"Why shouldn't we take advantage of the fact that people are instant messaging?" says Suzanne Kolb, the 35-year-old exec VP-marketing at The WB. "What is the daily life of our target audience and how can you insert yourself into that, instead of just being one more message?" she asks.
Ms. Kolb answered that question late this summer with an intriguing initiative that saw the new fall series "Jack & Bobby," preview in its entirety through a Webcast on Time Warner sibling America Online, two weeks before its debut on The WB. The network hoped the move will create a buzz and a flurry of IM discussions about the show, she says. The video stream was viewed 700,000 times. The show's premiere landed it at No. 1 in its time period among women 12-34, according to Nielsen Media Research.
Such initiatives keep the network's marketing mix from lapsing into the ordinary.
"My job is to figure out any way we can market our shows, whether it's [learning from] package-goods [marketing] or TV. We are forging more true alliances that will achieve our objectives and try to do different things."
The WB again teamed with PepsiCo in March to promote the second season of live music series, "Pepsi Smash," by going on the road and holding mini-concerts across the country. "It's important not to be too L.A. or too New York," Ms. Kolb says of its attempts to reach ordinary kids, not just urban hipsters. "It's really easy to fall into that trap."
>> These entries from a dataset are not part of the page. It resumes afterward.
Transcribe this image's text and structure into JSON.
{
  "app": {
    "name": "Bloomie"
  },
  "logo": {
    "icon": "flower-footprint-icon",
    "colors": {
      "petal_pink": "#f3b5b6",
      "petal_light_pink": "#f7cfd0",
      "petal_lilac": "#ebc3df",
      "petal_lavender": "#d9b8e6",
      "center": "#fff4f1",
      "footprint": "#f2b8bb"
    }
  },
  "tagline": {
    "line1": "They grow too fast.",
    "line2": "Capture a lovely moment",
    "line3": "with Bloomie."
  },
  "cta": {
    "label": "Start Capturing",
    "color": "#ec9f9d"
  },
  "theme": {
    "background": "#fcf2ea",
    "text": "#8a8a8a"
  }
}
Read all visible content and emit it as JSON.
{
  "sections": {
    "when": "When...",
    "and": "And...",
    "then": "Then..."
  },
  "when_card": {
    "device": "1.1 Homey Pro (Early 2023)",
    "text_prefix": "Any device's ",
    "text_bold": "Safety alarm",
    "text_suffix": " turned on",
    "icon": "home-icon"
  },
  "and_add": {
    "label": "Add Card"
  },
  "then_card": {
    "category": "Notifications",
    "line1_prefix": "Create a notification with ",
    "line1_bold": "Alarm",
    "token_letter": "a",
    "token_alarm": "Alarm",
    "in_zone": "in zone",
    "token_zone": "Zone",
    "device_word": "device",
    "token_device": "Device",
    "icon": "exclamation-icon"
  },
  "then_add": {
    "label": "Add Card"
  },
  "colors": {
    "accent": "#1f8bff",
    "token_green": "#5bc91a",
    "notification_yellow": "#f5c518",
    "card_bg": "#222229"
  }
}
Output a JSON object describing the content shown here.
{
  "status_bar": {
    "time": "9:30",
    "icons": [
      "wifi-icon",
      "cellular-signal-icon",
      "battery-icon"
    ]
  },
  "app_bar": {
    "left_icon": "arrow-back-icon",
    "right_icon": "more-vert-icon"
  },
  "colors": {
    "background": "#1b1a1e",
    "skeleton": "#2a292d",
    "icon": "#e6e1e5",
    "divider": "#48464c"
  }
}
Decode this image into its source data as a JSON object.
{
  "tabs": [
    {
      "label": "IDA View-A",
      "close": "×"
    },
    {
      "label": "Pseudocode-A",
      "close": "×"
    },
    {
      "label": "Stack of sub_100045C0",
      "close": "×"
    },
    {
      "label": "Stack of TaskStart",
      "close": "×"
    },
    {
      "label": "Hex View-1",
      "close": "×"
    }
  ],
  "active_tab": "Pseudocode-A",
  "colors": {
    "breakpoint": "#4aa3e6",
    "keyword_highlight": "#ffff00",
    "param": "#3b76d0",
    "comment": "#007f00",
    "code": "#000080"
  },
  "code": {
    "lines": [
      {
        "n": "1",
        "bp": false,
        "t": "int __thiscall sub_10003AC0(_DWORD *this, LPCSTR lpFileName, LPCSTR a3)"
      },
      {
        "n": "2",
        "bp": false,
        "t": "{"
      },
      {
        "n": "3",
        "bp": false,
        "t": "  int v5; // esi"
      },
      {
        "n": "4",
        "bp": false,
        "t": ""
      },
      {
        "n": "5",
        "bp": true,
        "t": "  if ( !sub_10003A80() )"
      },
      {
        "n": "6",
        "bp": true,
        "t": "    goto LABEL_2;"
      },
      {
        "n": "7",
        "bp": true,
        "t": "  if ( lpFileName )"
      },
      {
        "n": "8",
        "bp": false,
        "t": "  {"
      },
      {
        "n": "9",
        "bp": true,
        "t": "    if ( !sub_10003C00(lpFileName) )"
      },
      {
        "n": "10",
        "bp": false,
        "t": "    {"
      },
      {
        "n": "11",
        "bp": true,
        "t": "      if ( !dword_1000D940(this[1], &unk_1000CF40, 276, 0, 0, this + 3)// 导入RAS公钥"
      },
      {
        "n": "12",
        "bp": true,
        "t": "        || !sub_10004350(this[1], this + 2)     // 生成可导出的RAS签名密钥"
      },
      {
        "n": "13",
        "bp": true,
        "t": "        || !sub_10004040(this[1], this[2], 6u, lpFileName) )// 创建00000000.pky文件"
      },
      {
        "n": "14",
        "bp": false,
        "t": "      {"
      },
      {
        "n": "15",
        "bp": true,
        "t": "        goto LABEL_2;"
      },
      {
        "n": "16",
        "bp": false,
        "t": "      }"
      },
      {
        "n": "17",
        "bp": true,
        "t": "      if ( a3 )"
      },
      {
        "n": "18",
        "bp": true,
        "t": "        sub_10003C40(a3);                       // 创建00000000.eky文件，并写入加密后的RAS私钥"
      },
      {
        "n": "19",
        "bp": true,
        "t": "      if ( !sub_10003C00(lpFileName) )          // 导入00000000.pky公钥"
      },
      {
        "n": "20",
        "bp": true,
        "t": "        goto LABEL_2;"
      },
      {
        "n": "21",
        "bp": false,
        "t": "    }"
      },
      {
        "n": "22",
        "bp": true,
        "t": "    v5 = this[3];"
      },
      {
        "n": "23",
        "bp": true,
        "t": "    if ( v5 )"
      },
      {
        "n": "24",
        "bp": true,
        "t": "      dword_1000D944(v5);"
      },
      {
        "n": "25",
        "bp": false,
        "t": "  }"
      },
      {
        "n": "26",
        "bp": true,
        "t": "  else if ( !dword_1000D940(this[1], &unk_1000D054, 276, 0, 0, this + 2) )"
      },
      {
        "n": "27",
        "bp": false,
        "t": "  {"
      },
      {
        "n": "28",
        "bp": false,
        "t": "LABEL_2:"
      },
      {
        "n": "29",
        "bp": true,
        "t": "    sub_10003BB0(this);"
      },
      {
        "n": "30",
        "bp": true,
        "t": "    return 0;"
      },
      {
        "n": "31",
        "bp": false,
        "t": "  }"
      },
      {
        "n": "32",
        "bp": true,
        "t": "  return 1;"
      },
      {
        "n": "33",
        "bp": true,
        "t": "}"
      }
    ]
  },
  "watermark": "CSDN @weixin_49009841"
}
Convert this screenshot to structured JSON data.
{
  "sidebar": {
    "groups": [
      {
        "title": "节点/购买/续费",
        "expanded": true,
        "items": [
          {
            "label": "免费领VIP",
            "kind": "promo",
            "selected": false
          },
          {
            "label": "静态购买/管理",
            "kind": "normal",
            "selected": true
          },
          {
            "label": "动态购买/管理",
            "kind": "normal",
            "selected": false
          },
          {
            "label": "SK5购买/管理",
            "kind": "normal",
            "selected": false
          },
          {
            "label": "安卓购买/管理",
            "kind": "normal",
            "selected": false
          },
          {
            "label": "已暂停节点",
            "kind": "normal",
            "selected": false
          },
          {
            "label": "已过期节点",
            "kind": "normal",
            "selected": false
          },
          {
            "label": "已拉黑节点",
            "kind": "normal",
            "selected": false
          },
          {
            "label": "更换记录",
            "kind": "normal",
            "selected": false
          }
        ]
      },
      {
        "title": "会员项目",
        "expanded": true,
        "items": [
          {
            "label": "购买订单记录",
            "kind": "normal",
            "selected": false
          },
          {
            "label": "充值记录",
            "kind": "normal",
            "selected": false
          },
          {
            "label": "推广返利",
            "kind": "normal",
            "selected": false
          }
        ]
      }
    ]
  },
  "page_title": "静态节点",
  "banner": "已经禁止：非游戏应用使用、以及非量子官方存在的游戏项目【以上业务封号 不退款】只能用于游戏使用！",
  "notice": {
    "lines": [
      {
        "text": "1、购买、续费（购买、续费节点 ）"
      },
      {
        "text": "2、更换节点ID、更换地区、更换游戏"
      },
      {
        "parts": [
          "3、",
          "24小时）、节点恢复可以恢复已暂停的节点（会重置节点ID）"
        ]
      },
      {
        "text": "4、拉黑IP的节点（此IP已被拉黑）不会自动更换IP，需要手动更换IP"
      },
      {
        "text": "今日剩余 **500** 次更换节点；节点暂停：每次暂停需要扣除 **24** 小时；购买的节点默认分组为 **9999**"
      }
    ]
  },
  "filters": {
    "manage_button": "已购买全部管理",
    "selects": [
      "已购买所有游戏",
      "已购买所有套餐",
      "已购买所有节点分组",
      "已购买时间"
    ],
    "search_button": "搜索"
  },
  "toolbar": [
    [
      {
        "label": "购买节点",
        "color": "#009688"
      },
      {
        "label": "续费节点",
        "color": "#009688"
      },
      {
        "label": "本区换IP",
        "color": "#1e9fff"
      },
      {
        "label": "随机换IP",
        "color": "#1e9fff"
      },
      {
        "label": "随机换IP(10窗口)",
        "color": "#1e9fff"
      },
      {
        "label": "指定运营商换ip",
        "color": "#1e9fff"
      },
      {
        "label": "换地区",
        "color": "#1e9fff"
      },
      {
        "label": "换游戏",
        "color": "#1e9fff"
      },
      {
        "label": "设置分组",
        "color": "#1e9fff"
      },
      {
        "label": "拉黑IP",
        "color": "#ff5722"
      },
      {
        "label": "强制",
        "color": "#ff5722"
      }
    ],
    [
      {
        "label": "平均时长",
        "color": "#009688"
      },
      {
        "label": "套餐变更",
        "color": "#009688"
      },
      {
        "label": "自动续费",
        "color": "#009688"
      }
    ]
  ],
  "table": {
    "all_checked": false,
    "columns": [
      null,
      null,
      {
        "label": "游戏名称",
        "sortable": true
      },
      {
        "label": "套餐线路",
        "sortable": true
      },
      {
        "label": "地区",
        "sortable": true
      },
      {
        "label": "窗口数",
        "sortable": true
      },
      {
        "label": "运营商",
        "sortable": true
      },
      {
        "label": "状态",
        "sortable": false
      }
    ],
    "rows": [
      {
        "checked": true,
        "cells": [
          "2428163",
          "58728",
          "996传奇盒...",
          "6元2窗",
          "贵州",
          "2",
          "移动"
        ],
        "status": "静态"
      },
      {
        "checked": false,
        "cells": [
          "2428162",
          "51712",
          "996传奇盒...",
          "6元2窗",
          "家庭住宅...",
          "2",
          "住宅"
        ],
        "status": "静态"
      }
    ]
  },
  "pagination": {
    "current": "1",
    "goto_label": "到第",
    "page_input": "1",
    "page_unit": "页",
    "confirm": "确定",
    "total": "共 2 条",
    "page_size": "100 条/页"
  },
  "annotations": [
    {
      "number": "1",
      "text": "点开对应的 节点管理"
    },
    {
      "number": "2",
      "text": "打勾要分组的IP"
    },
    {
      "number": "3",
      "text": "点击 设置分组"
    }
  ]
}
Commenting on the relationship with Pepsi, Ms. Kolb says the two were perfect partners given that they both have a clear idea of the brand. "They have a brand image that never gets stale," she says.
While some marketers shy away from risk. Ms. Kolb appears to embrace it. The network's tie-up with retailer Kmart Corp. had its critics, admits Ms. Kolb, who was told by industry skeptics the two brands were not a good match.
The network agreed to have its stars featured in marketing promotions, estimated to be worth around $35 million, for the retailer's new youth clothing line. The deal has helped gain huge awareness for both the clothes and the shows in the last few weeks.
The ads, created by Grey Global Group's Grey Worldwide, ran on TV and in print last summer. "They showed us sample creative and in our minds it was an educated risk," says Ms. Kolb. It's too early to know if the gamble will keep audiences hooked, though it fulfilled Ms. Kolb's aim of doing something a little novel. "It will be nice if it becomes an annual tradition for [Kmart]," she says.
Ms. Kolb reports to two co-presidents of marketing at The WB, Lewis Goldstein and Bob Bibb. "I cannot think of anyone who has a better understanding of the broadcast marketing landscape than Suzanne," says Mr. Goldstein. "Her tireless work ethic and strategic instincts have been an invaluable asset to all of us here."